==== SOURCE RECORDS

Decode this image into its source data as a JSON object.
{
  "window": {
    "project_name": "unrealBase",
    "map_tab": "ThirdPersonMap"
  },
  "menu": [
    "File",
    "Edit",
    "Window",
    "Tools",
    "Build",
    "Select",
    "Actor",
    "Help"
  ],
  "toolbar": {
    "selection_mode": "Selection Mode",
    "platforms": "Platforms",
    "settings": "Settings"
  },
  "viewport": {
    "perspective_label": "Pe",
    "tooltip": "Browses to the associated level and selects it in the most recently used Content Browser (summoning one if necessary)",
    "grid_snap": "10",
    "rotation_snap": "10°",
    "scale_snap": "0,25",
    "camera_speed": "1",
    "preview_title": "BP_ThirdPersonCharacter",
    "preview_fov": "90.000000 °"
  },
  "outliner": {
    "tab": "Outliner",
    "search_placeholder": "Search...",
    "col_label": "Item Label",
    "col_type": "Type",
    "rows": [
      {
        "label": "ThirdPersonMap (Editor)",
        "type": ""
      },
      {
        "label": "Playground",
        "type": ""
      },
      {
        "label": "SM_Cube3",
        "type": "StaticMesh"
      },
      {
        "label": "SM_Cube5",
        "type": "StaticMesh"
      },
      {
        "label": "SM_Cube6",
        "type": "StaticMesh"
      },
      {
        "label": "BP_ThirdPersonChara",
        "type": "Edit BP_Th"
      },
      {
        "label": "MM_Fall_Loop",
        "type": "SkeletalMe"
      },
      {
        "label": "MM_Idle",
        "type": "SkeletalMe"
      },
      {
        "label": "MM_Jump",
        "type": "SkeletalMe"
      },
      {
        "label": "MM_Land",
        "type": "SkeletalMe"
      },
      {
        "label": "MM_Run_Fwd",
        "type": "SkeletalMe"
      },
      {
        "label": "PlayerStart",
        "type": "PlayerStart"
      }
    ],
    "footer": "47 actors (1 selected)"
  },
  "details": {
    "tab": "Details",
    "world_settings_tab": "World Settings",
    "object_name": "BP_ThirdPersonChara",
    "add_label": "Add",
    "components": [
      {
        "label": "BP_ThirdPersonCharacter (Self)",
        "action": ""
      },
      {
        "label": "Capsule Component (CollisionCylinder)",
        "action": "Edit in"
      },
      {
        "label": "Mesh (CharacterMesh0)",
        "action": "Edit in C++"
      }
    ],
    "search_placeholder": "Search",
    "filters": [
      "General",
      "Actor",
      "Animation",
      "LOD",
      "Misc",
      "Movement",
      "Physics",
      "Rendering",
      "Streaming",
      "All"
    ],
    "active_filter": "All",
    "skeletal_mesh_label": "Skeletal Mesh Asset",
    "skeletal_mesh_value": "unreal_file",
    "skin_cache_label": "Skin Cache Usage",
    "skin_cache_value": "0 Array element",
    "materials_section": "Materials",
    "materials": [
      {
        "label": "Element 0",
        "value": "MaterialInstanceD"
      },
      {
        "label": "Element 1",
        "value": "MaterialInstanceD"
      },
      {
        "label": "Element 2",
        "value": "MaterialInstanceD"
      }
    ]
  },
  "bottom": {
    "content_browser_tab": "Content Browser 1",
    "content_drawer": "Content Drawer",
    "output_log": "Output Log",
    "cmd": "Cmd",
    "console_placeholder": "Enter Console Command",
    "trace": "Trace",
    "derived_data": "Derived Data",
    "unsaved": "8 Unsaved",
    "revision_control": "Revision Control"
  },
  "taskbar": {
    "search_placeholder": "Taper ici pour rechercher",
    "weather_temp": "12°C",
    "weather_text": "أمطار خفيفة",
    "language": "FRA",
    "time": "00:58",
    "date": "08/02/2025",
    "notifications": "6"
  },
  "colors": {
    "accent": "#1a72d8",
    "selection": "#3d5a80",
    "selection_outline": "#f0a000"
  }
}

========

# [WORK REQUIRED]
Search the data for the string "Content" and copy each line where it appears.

# [TASK SOLUTION]
    "tooltip": "Browses to the associated level and selects it in the most recently used Content Browser (summoning one if necessary)",
    "content_browser_tab": "Content Browser 1",
    "content_drawer": "Content Drawer",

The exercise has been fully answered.